▶ _Problem requirements_: Copy the records below exactly as they appear.
-------- Records
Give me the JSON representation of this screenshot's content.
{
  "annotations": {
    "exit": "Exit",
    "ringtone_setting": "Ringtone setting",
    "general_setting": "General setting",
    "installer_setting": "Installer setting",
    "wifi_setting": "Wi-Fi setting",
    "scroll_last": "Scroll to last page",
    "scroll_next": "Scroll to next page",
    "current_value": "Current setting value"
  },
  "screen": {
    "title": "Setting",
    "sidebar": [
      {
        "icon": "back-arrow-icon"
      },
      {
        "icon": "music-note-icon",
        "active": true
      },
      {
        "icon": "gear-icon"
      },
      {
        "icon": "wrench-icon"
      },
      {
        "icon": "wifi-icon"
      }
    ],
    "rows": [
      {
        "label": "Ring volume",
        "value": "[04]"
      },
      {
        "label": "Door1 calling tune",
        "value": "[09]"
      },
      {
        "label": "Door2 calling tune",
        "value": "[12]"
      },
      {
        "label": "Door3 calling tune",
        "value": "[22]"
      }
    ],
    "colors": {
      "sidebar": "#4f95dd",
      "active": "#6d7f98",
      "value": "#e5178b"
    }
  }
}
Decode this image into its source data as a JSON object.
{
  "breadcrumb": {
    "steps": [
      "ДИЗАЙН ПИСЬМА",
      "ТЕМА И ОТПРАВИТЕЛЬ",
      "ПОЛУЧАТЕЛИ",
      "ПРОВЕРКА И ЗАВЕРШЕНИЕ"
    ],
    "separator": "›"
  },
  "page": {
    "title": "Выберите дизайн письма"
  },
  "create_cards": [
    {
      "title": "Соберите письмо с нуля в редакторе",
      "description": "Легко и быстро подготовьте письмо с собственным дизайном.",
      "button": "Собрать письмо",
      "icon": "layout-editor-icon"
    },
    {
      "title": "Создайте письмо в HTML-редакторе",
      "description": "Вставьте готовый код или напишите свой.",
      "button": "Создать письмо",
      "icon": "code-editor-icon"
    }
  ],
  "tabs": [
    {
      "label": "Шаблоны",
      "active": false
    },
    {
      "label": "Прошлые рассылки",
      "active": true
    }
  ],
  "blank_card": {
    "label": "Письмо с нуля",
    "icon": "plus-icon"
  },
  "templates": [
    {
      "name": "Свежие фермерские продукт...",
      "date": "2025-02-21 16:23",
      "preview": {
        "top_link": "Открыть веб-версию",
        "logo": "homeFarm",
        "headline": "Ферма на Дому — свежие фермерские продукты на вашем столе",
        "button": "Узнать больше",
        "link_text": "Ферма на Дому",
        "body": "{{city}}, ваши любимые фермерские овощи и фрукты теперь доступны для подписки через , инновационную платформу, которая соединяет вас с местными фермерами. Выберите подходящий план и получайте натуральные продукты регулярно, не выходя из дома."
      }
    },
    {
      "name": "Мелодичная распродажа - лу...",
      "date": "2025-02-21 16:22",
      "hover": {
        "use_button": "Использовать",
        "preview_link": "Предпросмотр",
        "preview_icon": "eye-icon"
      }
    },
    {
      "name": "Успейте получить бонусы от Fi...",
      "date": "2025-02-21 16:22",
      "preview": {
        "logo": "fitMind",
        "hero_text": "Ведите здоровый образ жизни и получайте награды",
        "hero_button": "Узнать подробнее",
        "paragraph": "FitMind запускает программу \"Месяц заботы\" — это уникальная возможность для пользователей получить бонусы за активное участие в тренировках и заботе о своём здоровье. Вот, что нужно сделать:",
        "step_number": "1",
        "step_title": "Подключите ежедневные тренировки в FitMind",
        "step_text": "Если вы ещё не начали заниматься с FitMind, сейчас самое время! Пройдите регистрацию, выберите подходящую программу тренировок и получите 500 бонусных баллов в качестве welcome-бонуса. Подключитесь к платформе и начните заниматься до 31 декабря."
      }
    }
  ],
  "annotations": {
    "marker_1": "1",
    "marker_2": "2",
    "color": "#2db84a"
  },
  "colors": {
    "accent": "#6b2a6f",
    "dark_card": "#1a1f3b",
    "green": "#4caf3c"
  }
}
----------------
▶ _Response box_:
Give me the JSON representation of this screenshot's content.
{
  "annotations": {
    "exit": "Exit",
    "ringtone_setting": "Ringtone setting",
    "general_setting": "General setting",
    "installer_setting": "Installer setting",
    "wifi_setting": "Wi-Fi setting",
    "scroll_last": "Scroll to last page",
    "scroll_next": "Scroll to next page",
    "current_value": "Current setting value"
  },
  "screen": {
    "title": "Setting",
    "sidebar": [
      {
        "icon": "back-arrow-icon"
      },
      {
        "icon": "music-note-icon",
        "active": true
      },
      {
        "icon": "gear-icon"
      },
      {
        "icon": "wrench-icon"
      },
      {
        "icon": "wifi-icon"
      }
    ],
    "rows": [
      {
        "label": "Ring volume",
        "value": "[04]"
      },
      {
        "label": "Door1 calling tune",
        "value": "[09]"
      },
      {
        "label": "Door2 calling tune",
        "value": "[12]"
      },
      {
        "label": "Door3 calling tune",
        "value": "[22]"
      }
    ],
    "colors": {
      "sidebar": "#4f95dd",
      "active": "#6d7f98",
      "value": "#e5178b"
    }
  }
}
Decode this image into its source data as a JSON object.
{
  "breadcrumb": {
    "steps": [
      "ДИЗАЙН ПИСЬМА",
      "ТЕМА И ОТПРАВИТЕЛЬ",
      "ПОЛУЧАТЕЛИ",
      "ПРОВЕРКА И ЗАВЕРШЕНИЕ"
    ],
    "separator": "›"
  },
  "page": {
    "title": "Выберите дизайн письма"
  },
  "create_cards": [
    {
      "title": "Соберите письмо с нуля в редакторе",
      "description": "Легко и быстро подготовьте письмо с собственным дизайном.",
      "button": "Собрать письмо",
      "icon": "layout-editor-icon"
    },
    {
      "title": "Создайте письмо в HTML-редакторе",
      "description": "Вставьте готовый код или напишите свой.",
      "button": "Создать письмо",
      "icon": "code-editor-icon"
    }
  ],
  "tabs": [
    {
      "label": "Шаблоны",
      "active": false
    },
    {
      "label": "Прошлые рассылки",
      "active": true
    }
  ],
  "blank_card": {
    "label": "Письмо с нуля",
    "icon": "plus-icon"
  },
  "templates": [
    {
      "name": "Свежие фермерские продукт...",
      "date": "2025-02-21 16:23",
      "preview": {
        "top_link": "Открыть веб-версию",
        "logo": "homeFarm",
        "headline": "Ферма на Дому — свежие фермерские продукты на вашем столе",
        "button": "Узнать больше",
        "link_text": "Ферма на Дому",
        "body": "{{city}}, ваши любимые фермерские овощи и фрукты теперь доступны для подписки через , инновационную платформу, которая соединяет вас с местными фермерами. Выберите подходящий план и получайте натуральные продукты регулярно, не выходя из дома."
      }
    },
    {
      "name": "Мелодичная распродажа - лу...",
      "date": "2025-02-21 16:22",
      "hover": {
        "use_button": "Использовать",
        "preview_link": "Предпросмотр",
        "preview_icon": "eye-icon"
      }
    },
    {
      "name": "Успейте получить бонусы от Fi...",
      "date": "2025-02-21 16:22",
      "preview": {
        "logo": "fitMind",
        "hero_text": "Ведите здоровый образ жизни и получайте награды",
        "hero_button": "Узнать подробнее",
        "paragraph": "FitMind запускает программу \"Месяц заботы\" — это уникальная возможность для пользователей получить бонусы за активное участие в тренировках и заботе о своём здоровье. Вот, что нужно сделать:",
        "step_number": "1",
        "step_title": "Подключите ежедневные тренировки в FitMind",
        "step_text": "Если вы ещё не начали заниматься с FitMind, сейчас самое время! Пройдите регистрацию, выберите подходящую программу тренировок и получите 500 бонусных баллов в качестве welcome-бонуса. Подключитесь к платформе и начните заниматься до 31 декабря."
      }
    }
  ],
  "annotations": {
    "marker_1": "1",
    "marker_2": "2",
    "color": "#2db84a"
  },
  "colors": {
    "accent": "#6b2a6f",
    "dark_card": "#1a1f3b",
    "green": "#4caf3c"
  }
}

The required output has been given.